Even more reasons to try.
Because it is so high in omega-3 fatty acids purslane can have amazing effects on your health. It helps to prevent stroke, and heart disease, and other serious conditions in adults.
Additionally, Children who consume this plant are less likely to develop symptoms of ADHD, Autism, and other developmental disorders.
Purslane nutrition facts
Soft, succulent purslane leaves have more omega-3 fatty acids than in some of the fish oils. If you are a vegetarian and pledge to avoid all forms of animal products, then here is the answer! Go for this healthy dark-green leafy vegetable and soon you will forget fish!
Botanically, this herbaceous leafy vegetable belongs to the family of Portulacaceae and scientifically known as Portulaca oleracea.
Other common names in place for this green leafy are pursley, pigweed, or verdolaga.
Purslane is native to Indian sub-continent and now distributed widely across the continents but actually as a wild weed. There exist varieties of pusley with variation in leaf size, thickness, and leaf arrangement and pigment distribution. This hardy herb plant requires relatively less water and soil nutrients and grows well sunny sunny climates. The plant grows up to 12-15 cm in height as a low-lying spread.
Pursley is widely grown in many Asian and European regions as a staple leafy vegetable. Its leaves appear thick, contain mucilaginous substance, and have a slightly sour and salty taste. Leaves and tender stems are edible. In addition to succulent stems and leaves, its yellow flower buds are also favored, especially in salads.
Purslane seeds, appear like black tea powder granules, are often used to make some herbal drinks.
Health benefits of Purslane
- This wonderful green leafy vegetable is very low in calories (just 16 kcal/100g) and fats; nonetheless, it is rich in dietary fiber, vitamins, and minerals.
- Fresh leaves contain surprisingly more omega-3 fatty acids (a-linolenic acid) than any other leafy vegetable plant. 100 grams of fresh purslane leaves provide about 350 mg of alpha-linolenic acid. Research studies show that consumption of foods rich in omega-3 fatty acids may reduce the risk of coronary heart disease, stroke, and help prevent the development of ADHD, autism, and other developmental differences in children.
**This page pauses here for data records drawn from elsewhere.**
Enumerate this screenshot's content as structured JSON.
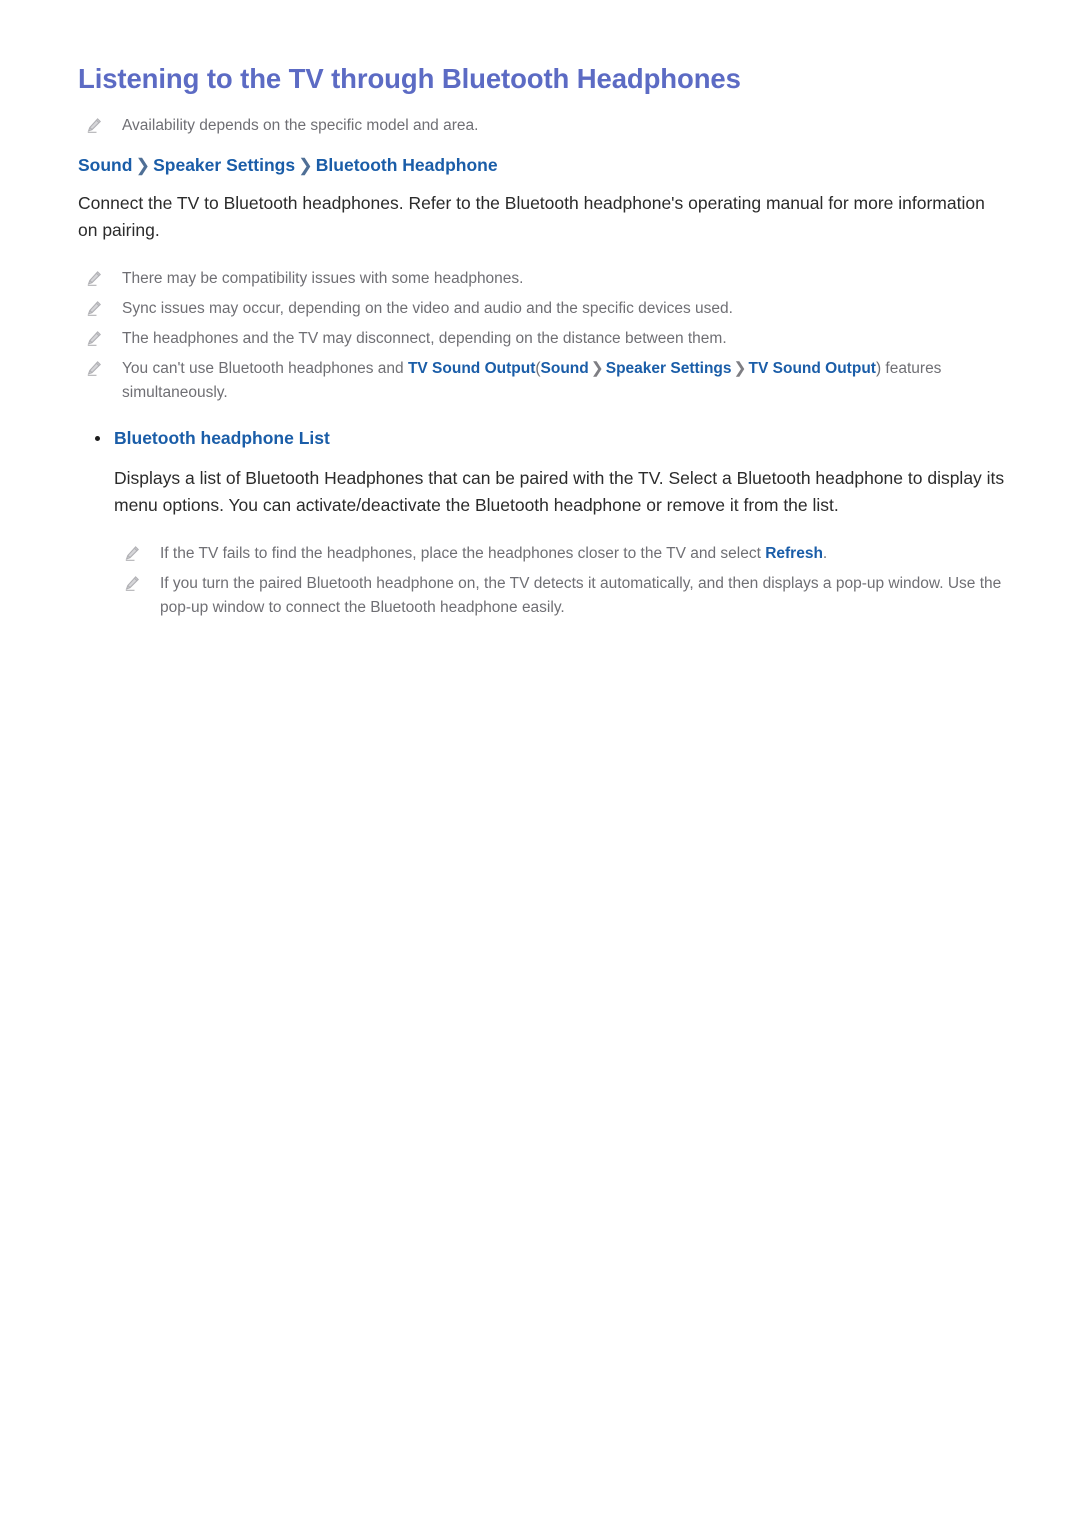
{
  "page": {
    "title": "Listening to the TV through Bluetooth Headphones",
    "background_color": "#ffffff"
  },
  "colors": {
    "title": "#5c6bc4",
    "link": "#1a5da8",
    "note_text": "#6f6f74",
    "body_text": "#2b2b2b",
    "bullet": "#1d1d1d"
  },
  "icons": {
    "note": "pencil-note-icon",
    "bullet": "bullet-dot-icon"
  },
  "notes": {
    "availability": "Availability depends on the specific model and area.",
    "compatibility": "There may be compatibility issues with some headphones.",
    "sync": "Sync issues may occur, depending on the video and audio and the specific devices used.",
    "disconnect": "The headphones and the TV may disconnect, depending on the distance between them."
  },
  "breadcrumb": {
    "items": [
      "Sound",
      "Speaker Settings",
      "Bluetooth Headphone"
    ],
    "separator": "❯",
    "item1": "Sound",
    "item2": "Speaker Settings",
    "item3": "Bluetooth Headphone"
  },
  "intro": {
    "paragraph": "Connect the TV to Bluetooth headphones. Refer to the Bluetooth headphone's operating manual for more information on pairing."
  },
  "conflict_note": {
    "prefix": "You can't use Bluetooth headphones and ",
    "link1": "TV Sound Output",
    "paren_open": "(",
    "path1": "Sound",
    "path_sep": "❯",
    "path2": "Speaker Settings",
    "path3": "TV Sound Output",
    "paren_close": ")",
    "suffix": " features simultaneously."
  },
  "section": {
    "heading": "Bluetooth headphone List",
    "description": "Displays a list of Bluetooth Headphones that can be paired with the TV. Select a Bluetooth headphone to display its menu options. You can activate/deactivate the Bluetooth headphone or remove it from the list."
  },
  "section_notes": {
    "refresh_prefix": "If the TV fails to find the headphones, place the headphones closer to the TV and select ",
    "refresh_link": "Refresh",
    "refresh_suffix": ".",
    "popup": "If you turn the paired Bluetooth headphone on, the TV detects it automatically, and then displays a pop-up window. Use the pop-up window to connect the Bluetooth headphone easily."
  }
}
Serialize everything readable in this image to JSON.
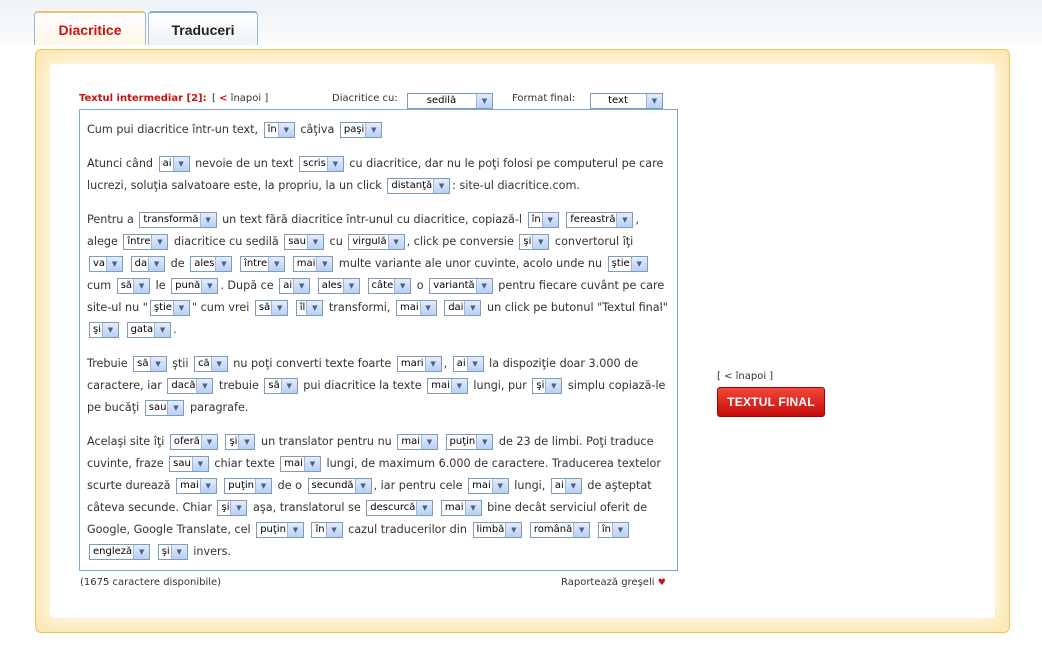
{
  "tabs": [
    {
      "label": "Diacritice",
      "active": true
    },
    {
      "label": "Traduceri",
      "active": false
    }
  ],
  "header": {
    "title": "Textul intermediar [2]:",
    "back_open": "[",
    "back_chevron": "<",
    "back_label": "înapoi",
    "back_close": "]",
    "diacritics_label": "Diacritice cu:",
    "diacritics_value": "sedilă",
    "format_label": "Format final:",
    "format_value": "text"
  },
  "colors": {
    "accent": "#cc1111",
    "panel_border": "#f0c45a",
    "textbox_border": "#7fa9d6",
    "button": "#d9221b"
  },
  "paragraphs": [
    [
      {
        "t": "Cum pui diacritice într-un text, "
      },
      {
        "s": "în"
      },
      {
        "t": " câţiva "
      },
      {
        "s": "paşi"
      }
    ],
    [
      {
        "t": "Atunci când "
      },
      {
        "s": "ai"
      },
      {
        "t": " nevoie de un text "
      },
      {
        "s": "scris"
      },
      {
        "t": " cu diacritice, dar nu le poţi folosi pe computerul pe care lucrezi, soluţia salvatoare este, la propriu, la un click "
      },
      {
        "s": "distanţă"
      },
      {
        "t": ": site-ul diacritice.com."
      }
    ],
    [
      {
        "t": "Pentru a "
      },
      {
        "s": "transformă"
      },
      {
        "t": " un text fără diacritice într-unul cu diacritice, copiază-l "
      },
      {
        "s": "în"
      },
      {
        "t": " "
      },
      {
        "s": "fereastră"
      },
      {
        "t": ", alege "
      },
      {
        "s": "între"
      },
      {
        "t": " diacritice cu sedilă "
      },
      {
        "s": "sau"
      },
      {
        "t": " cu "
      },
      {
        "s": "virgulă"
      },
      {
        "t": ", click pe conversie "
      },
      {
        "s": "şi"
      },
      {
        "t": " convertorul îţi "
      },
      {
        "s": "va"
      },
      {
        "t": " "
      },
      {
        "s": "da"
      },
      {
        "t": " de "
      },
      {
        "s": "ales"
      },
      {
        "t": " "
      },
      {
        "s": "între"
      },
      {
        "t": " "
      },
      {
        "s": "mai"
      },
      {
        "t": " multe variante ale unor cuvinte, acolo unde nu "
      },
      {
        "s": "ştie"
      },
      {
        "t": " cum "
      },
      {
        "s": "să"
      },
      {
        "t": " le "
      },
      {
        "s": "pună"
      },
      {
        "t": ". După ce "
      },
      {
        "s": "ai"
      },
      {
        "t": " "
      },
      {
        "s": "ales"
      },
      {
        "t": " "
      },
      {
        "s": "câte"
      },
      {
        "t": " o "
      },
      {
        "s": "variantă"
      },
      {
        "t": " pentru fiecare cuvânt pe care site-ul nu \""
      },
      {
        "s": "ştie"
      },
      {
        "t": "\" cum vrei "
      },
      {
        "s": "să"
      },
      {
        "t": " "
      },
      {
        "s": "îl"
      },
      {
        "t": " transformi, "
      },
      {
        "s": "mai"
      },
      {
        "t": " "
      },
      {
        "s": "dai"
      },
      {
        "t": " un click pe butonul \"Textul final\" "
      },
      {
        "s": "şi"
      },
      {
        "t": " "
      },
      {
        "s": "gata"
      },
      {
        "t": "."
      }
    ],
    [
      {
        "t": "Trebuie "
      },
      {
        "s": "să"
      },
      {
        "t": " ştii "
      },
      {
        "s": "că"
      },
      {
        "t": " nu poţi converti texte foarte "
      },
      {
        "s": "mari"
      },
      {
        "t": ", "
      },
      {
        "s": "ai"
      },
      {
        "t": " la dispoziţie doar 3.000 de caractere, iar "
      },
      {
        "s": "dacă"
      },
      {
        "t": " trebuie "
      },
      {
        "s": "să"
      },
      {
        "t": " pui diacritice la texte "
      },
      {
        "s": "mai"
      },
      {
        "t": " lungi, pur "
      },
      {
        "s": "şi"
      },
      {
        "t": " simplu copiază-le pe bucăţi "
      },
      {
        "s": "sau"
      },
      {
        "t": " paragrafe."
      }
    ],
    [
      {
        "t": "Acelaşi site îţi "
      },
      {
        "s": "oferă"
      },
      {
        "t": " "
      },
      {
        "s": "şi"
      },
      {
        "t": " un translator pentru nu "
      },
      {
        "s": "mai"
      },
      {
        "t": " "
      },
      {
        "s": "puţin"
      },
      {
        "t": " de 23 de limbi. Poţi traduce cuvinte, fraze "
      },
      {
        "s": "sau"
      },
      {
        "t": " chiar texte "
      },
      {
        "s": "mai"
      },
      {
        "t": " lungi, de maximum 6.000 de caractere. Traducerea textelor scurte durează "
      },
      {
        "s": "mai"
      },
      {
        "t": " "
      },
      {
        "s": "puţin"
      },
      {
        "t": " de o "
      },
      {
        "s": "secundă"
      },
      {
        "t": ", iar pentru cele "
      },
      {
        "s": "mai"
      },
      {
        "t": " lungi, "
      },
      {
        "s": "ai"
      },
      {
        "t": " de aşteptat câteva secunde. Chiar "
      },
      {
        "s": "şi"
      },
      {
        "t": " aşa, translatorul se "
      },
      {
        "s": "descurcă"
      },
      {
        "t": " "
      },
      {
        "s": "mai"
      },
      {
        "t": " bine decât serviciul oferit de Google, Google Translate, cel "
      },
      {
        "s": "puţin"
      },
      {
        "t": " "
      },
      {
        "s": "în"
      },
      {
        "t": " cazul traducerilor din "
      },
      {
        "s": "limbă"
      },
      {
        "t": " "
      },
      {
        "s": "română"
      },
      {
        "t": " "
      },
      {
        "s": "în"
      },
      {
        "t": " "
      },
      {
        "s": "engleză"
      },
      {
        "t": " "
      },
      {
        "s": "şi"
      },
      {
        "t": " invers."
      }
    ]
  ],
  "footer": {
    "chars_available": "(1675 caractere disponibile)",
    "report_label": "Raportează greşeli",
    "report_icon": "♥"
  },
  "side": {
    "back_label": "[ < înapoi ]",
    "final_button_label": "TEXTUL FINAL"
  }
}
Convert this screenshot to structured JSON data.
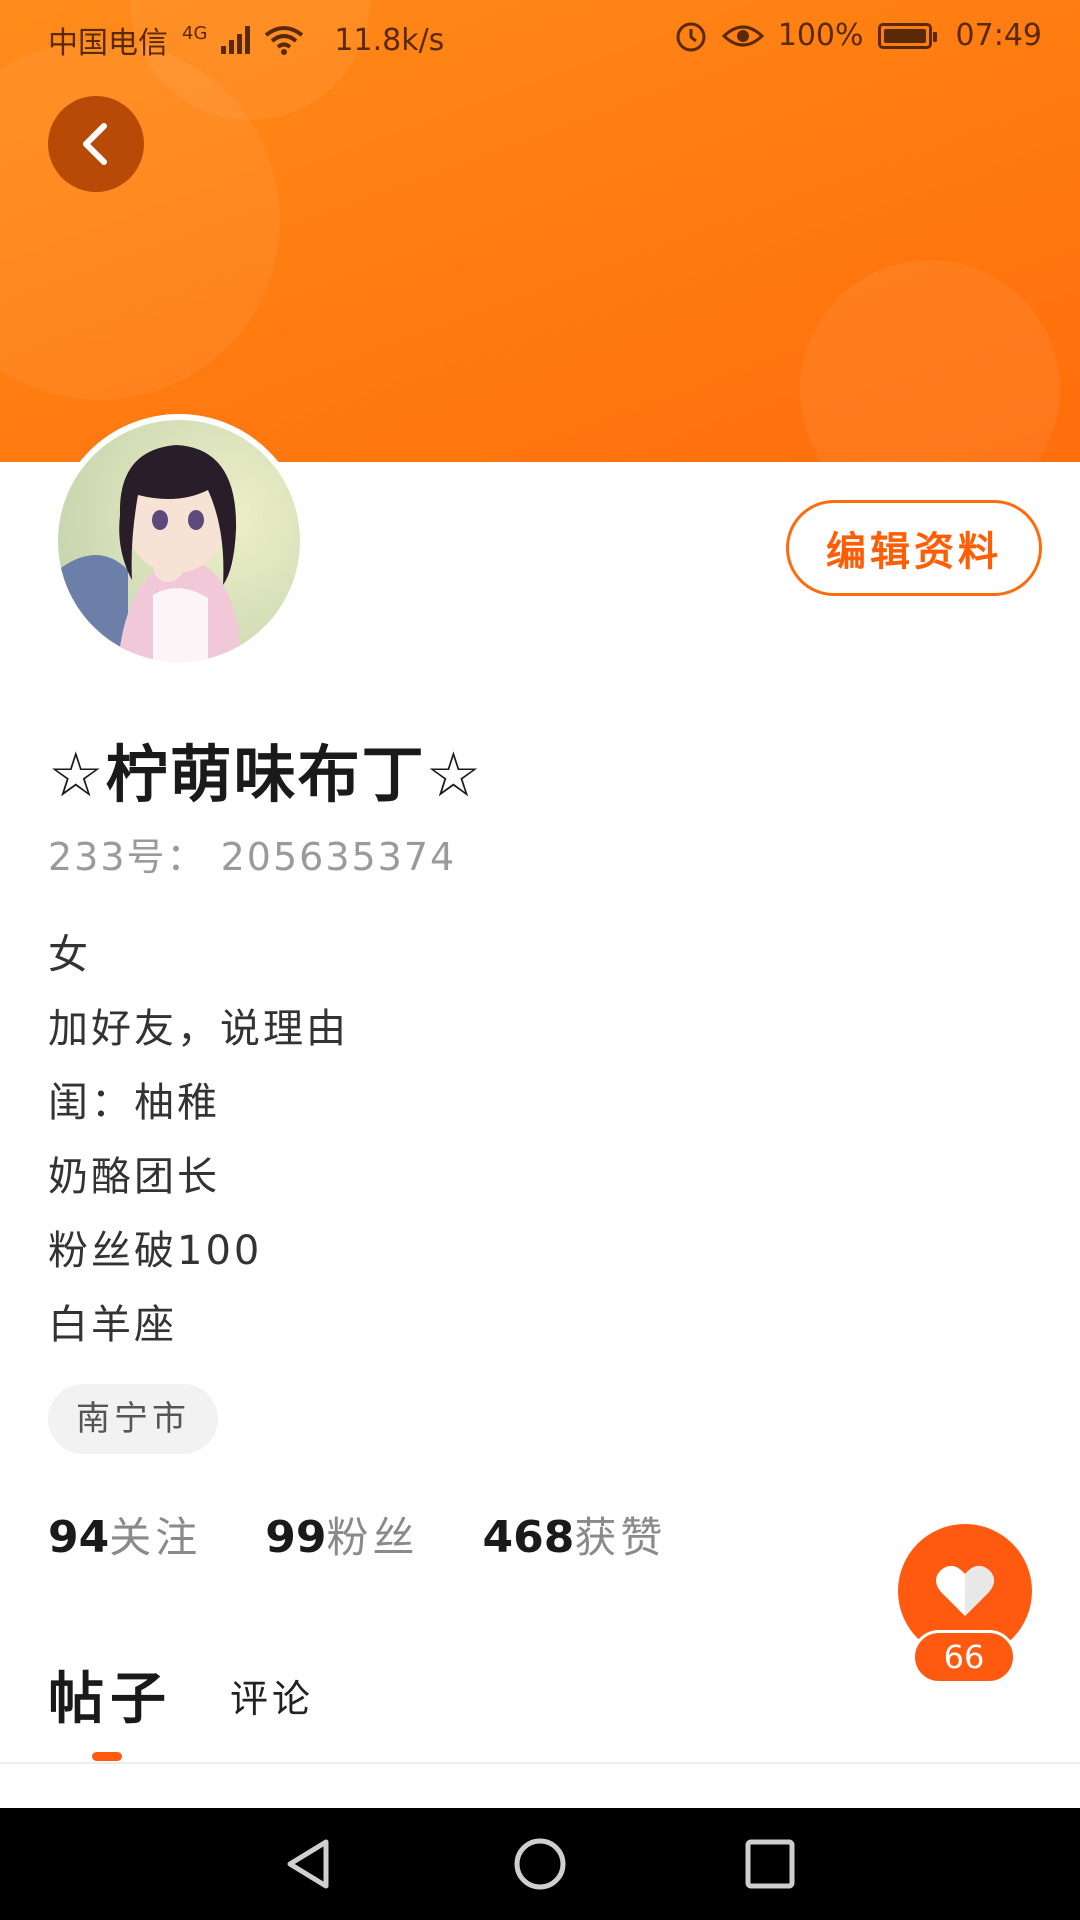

- It is an excellent source of Vitamin A, (1320 IU/100 g, provides 44% of RDA) one of the highest among green leafy vegetables. Vitamin A is a known powerful natural antioxidant and an essential vitamin for vision. it is also required to maintain healthy mucusa and skin. Consumption of natural vegetables and fruits rich in vitamin A is known to help to protect from lung and oral cavity cancers.
- Purslane is also a rich source of vitamin C, and some B-complex vitamins like riboflavin, niacin, pyridoxine and carotenoids, as well as dietary minerals, such as iron, magnesium, calcium, potassium, and manganese.
- Furthermore, present in purslane are two types of betalain alkaloid pigments, the reddish beta-cyanins and the yellow beta-xanthins. Both pigment types are potent anti-oxidants and have been found to have anti-mutagenic properties in laboratory studies. [Proc. West. Pharmacol. Soc. 45: 101-103 (2002)].
Preparation and serving methods
The stems and flower buds are also edible. Trim the tough stems near roots using a sharp knife. Cook under low temperature for a shorter period in order to preserve the majority of nutrients. Although antioxidant properties are significantly decreased on frying and boiling, its minerals, carotenes and flavonoids may remain intact with steam cooking.
Here are some serving tips:
- Fresh, raw leaves can be used as salad and as vegetable juice.
- Fresh, tender leaves are used in salads. Saut?ed and gently stewed stems and leaves served as a side dish with fish and poultry.
- It has also been used in soup and curry (Goni soppu curry) preparations and eaten with rice and ragi cake (ragi mudde) in many mouthwatering purslane recipes in South Indian region, especially in parts of erstwhile Mysore province of Karnataka state.
- Stir-fried and mixed with other like-minded greens such as spinach and vegetables, it makes favorite dishes.